WORK REQUIRED ::
All lines in the entries below that hold "state" make up the answer.

Element data from apps and pages
____
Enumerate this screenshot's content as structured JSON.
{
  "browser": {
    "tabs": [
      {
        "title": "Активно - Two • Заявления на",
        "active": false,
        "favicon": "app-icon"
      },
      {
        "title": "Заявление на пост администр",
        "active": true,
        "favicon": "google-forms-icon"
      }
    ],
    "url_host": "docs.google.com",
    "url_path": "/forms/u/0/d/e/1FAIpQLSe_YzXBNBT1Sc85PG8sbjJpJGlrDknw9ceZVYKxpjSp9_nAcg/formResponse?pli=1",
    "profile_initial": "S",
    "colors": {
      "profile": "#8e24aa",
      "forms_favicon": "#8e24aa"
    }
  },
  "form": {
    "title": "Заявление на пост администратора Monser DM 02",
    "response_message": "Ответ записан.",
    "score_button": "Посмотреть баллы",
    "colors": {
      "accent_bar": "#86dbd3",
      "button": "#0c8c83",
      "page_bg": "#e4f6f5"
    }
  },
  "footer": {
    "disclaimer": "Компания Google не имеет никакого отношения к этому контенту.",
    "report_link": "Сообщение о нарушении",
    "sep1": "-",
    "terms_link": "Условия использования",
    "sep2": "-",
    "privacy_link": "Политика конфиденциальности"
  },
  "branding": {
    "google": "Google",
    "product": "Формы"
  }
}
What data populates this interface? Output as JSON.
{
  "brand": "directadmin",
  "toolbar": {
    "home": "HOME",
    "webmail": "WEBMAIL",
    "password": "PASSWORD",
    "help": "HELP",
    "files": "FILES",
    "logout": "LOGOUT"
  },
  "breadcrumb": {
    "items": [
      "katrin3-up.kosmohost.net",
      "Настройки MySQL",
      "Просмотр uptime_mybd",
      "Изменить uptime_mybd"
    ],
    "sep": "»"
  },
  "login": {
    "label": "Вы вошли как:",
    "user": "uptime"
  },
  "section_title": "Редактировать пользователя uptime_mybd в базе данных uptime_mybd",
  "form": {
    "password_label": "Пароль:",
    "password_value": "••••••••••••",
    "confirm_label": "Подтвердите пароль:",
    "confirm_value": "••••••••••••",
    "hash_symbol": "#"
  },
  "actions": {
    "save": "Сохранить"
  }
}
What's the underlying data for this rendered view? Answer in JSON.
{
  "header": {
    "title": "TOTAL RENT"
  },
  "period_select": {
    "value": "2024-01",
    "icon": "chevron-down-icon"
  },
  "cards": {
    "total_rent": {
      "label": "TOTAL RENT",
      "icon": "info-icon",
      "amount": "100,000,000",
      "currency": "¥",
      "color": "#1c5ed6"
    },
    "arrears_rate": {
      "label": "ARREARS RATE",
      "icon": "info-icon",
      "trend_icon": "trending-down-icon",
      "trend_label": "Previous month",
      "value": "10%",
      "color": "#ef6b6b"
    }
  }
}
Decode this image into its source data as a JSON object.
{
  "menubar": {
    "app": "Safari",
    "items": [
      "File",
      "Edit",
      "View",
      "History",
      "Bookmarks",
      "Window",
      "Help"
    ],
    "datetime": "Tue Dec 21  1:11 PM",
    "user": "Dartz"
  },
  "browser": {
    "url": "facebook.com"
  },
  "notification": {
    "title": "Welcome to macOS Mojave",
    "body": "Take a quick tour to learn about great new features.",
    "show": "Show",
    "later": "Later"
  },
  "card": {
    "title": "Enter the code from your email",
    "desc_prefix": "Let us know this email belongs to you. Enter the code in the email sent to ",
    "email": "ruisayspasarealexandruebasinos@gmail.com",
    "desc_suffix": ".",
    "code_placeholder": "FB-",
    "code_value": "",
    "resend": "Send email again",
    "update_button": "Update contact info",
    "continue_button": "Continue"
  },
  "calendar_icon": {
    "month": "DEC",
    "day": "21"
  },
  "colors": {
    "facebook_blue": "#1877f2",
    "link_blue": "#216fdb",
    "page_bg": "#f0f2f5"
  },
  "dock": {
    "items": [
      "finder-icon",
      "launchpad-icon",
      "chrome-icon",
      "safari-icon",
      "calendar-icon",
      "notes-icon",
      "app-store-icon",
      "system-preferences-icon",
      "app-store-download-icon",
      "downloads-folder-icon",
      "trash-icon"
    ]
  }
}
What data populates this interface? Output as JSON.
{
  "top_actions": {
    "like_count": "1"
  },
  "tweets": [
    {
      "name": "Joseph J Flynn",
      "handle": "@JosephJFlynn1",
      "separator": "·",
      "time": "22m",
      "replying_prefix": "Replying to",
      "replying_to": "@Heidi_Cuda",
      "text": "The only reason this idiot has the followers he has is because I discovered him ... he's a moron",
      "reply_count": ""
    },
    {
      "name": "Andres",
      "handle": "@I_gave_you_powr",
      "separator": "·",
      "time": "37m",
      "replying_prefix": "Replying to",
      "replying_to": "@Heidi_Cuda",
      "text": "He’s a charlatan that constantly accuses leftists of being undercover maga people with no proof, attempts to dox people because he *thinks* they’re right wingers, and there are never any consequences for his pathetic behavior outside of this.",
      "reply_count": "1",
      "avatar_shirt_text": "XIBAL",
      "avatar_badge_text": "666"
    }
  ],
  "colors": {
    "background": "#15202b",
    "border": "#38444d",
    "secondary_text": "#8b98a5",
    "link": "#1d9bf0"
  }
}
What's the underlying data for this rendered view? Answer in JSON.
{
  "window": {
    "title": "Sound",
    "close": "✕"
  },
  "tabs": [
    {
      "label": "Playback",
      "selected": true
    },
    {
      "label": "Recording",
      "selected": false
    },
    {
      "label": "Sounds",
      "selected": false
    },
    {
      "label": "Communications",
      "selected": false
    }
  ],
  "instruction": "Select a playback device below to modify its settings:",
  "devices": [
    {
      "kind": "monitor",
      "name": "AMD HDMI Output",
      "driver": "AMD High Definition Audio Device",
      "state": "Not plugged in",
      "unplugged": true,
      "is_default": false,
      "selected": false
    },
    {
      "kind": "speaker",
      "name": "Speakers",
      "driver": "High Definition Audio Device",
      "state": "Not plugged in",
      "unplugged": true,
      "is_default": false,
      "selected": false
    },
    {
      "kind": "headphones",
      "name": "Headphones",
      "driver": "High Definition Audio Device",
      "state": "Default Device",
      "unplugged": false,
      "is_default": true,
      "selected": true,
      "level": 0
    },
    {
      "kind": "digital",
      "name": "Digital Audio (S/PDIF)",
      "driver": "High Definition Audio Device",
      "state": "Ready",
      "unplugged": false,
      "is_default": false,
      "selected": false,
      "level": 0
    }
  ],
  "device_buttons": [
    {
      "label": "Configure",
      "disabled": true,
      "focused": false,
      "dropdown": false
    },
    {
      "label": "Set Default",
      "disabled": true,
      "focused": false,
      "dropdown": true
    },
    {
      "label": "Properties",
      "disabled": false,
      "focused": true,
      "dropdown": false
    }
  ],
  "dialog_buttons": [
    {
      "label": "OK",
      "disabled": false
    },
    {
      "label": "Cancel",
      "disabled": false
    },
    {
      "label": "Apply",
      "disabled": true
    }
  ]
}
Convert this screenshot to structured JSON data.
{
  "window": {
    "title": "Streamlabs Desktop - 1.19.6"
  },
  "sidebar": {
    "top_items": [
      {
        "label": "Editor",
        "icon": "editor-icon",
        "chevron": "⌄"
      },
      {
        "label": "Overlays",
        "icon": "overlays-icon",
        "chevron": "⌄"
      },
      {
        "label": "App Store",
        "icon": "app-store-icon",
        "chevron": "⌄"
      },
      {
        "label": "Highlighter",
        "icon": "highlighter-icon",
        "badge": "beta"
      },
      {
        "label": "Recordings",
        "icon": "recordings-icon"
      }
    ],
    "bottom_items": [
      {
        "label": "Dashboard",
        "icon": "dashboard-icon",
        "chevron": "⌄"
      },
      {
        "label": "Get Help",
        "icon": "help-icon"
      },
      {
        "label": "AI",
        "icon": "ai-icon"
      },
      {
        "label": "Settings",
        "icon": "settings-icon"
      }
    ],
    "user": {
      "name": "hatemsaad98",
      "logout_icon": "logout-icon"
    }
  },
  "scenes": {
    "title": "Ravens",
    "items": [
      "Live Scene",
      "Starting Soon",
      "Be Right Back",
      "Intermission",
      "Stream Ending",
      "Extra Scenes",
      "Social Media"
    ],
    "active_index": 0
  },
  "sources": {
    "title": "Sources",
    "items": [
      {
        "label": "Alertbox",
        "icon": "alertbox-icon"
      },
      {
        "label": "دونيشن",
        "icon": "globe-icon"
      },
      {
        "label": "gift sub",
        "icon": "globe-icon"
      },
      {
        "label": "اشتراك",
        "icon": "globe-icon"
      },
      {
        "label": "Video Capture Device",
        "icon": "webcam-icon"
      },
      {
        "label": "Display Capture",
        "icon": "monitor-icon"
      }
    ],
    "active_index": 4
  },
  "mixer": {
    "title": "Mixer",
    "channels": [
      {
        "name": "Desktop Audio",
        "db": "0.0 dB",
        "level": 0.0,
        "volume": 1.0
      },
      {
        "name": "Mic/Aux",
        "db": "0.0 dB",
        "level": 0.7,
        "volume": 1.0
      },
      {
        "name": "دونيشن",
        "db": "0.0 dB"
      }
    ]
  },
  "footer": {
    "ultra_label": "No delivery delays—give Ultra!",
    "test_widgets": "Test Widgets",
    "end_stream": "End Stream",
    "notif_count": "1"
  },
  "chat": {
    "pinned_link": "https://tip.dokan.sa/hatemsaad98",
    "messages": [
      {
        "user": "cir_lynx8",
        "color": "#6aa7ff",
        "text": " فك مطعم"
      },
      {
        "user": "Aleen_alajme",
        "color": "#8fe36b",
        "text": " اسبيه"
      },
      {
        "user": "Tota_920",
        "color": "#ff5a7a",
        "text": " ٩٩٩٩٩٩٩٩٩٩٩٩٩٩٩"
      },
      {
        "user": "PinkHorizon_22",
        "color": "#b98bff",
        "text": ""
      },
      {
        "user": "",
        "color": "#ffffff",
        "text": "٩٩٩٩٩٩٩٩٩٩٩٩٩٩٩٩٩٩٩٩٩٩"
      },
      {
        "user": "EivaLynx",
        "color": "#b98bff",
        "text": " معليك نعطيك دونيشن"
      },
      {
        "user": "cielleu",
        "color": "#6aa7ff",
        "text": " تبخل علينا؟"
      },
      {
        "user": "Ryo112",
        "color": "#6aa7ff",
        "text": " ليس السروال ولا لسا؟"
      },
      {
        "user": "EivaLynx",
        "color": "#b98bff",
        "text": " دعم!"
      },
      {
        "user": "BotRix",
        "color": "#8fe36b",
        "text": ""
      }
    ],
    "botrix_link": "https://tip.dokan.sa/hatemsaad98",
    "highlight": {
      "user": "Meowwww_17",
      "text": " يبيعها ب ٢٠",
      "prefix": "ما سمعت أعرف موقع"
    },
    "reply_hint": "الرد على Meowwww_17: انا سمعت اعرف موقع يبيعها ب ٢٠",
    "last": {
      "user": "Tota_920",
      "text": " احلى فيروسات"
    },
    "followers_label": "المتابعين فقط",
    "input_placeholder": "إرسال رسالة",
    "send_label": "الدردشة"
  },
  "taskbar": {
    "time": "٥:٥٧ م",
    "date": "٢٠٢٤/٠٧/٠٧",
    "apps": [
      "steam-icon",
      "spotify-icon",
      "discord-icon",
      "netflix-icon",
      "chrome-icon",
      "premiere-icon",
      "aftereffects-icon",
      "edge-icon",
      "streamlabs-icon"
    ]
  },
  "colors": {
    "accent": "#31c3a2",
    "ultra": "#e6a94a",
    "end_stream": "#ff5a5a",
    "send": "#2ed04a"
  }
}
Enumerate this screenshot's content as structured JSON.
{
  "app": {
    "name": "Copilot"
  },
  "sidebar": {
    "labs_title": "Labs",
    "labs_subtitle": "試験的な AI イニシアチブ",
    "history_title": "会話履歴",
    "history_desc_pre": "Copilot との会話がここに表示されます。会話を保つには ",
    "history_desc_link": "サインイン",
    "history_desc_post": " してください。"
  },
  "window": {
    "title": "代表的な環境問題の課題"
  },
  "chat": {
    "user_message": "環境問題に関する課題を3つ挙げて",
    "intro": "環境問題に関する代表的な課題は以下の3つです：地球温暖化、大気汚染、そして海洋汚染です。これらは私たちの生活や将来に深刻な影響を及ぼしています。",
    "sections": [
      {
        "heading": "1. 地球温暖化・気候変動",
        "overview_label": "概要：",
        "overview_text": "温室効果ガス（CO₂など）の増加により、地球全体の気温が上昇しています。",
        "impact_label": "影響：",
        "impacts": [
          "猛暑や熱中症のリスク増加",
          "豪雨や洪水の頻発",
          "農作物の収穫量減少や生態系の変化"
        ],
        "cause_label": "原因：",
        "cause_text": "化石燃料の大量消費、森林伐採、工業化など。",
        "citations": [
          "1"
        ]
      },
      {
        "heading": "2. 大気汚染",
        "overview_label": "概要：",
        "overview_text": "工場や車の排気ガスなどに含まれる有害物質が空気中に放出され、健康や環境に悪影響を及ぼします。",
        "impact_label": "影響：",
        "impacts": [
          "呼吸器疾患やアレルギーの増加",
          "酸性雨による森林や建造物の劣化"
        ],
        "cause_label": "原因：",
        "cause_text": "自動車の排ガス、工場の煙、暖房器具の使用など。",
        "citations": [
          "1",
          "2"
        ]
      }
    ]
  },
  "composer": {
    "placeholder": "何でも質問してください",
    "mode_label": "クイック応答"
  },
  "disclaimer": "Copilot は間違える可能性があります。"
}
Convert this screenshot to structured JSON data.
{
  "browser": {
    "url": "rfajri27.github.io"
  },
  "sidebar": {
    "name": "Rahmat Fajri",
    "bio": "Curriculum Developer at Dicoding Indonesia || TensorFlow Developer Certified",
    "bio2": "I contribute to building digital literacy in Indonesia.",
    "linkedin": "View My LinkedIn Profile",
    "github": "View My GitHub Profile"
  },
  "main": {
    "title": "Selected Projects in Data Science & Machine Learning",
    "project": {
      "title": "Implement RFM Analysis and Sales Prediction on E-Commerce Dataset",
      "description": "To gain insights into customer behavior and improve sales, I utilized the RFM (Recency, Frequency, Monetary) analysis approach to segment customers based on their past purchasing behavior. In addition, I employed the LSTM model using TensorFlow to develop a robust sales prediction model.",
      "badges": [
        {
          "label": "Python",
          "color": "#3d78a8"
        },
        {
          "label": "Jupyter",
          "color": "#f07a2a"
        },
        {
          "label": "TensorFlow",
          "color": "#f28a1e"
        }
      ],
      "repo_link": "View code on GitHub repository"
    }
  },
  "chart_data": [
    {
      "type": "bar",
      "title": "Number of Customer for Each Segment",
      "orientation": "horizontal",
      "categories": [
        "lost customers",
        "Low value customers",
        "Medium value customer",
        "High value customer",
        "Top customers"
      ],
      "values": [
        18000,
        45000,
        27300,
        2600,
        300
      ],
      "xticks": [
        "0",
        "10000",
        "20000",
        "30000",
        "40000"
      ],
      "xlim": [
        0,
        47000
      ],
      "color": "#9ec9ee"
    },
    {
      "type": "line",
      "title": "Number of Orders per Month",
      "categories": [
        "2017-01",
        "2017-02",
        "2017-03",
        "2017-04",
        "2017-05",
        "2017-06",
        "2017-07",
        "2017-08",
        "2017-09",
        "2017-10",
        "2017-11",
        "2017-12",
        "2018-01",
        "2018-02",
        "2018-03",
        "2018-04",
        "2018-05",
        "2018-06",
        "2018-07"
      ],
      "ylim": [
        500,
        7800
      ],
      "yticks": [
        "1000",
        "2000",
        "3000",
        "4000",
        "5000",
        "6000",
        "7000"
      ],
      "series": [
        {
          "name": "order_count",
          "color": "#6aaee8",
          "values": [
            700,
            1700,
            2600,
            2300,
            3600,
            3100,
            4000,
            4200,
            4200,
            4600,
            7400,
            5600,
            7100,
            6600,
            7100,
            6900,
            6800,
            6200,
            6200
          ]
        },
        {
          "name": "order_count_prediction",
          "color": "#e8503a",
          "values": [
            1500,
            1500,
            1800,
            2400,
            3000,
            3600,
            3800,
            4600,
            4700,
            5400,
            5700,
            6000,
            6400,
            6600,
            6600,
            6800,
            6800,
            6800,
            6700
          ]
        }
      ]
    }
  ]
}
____
RESULT OF THIS EXERCISE ::
      "state": "Not plugged in",
      "state": "Not plugged in",
      "state": "Default Device",
      "state": "Ready",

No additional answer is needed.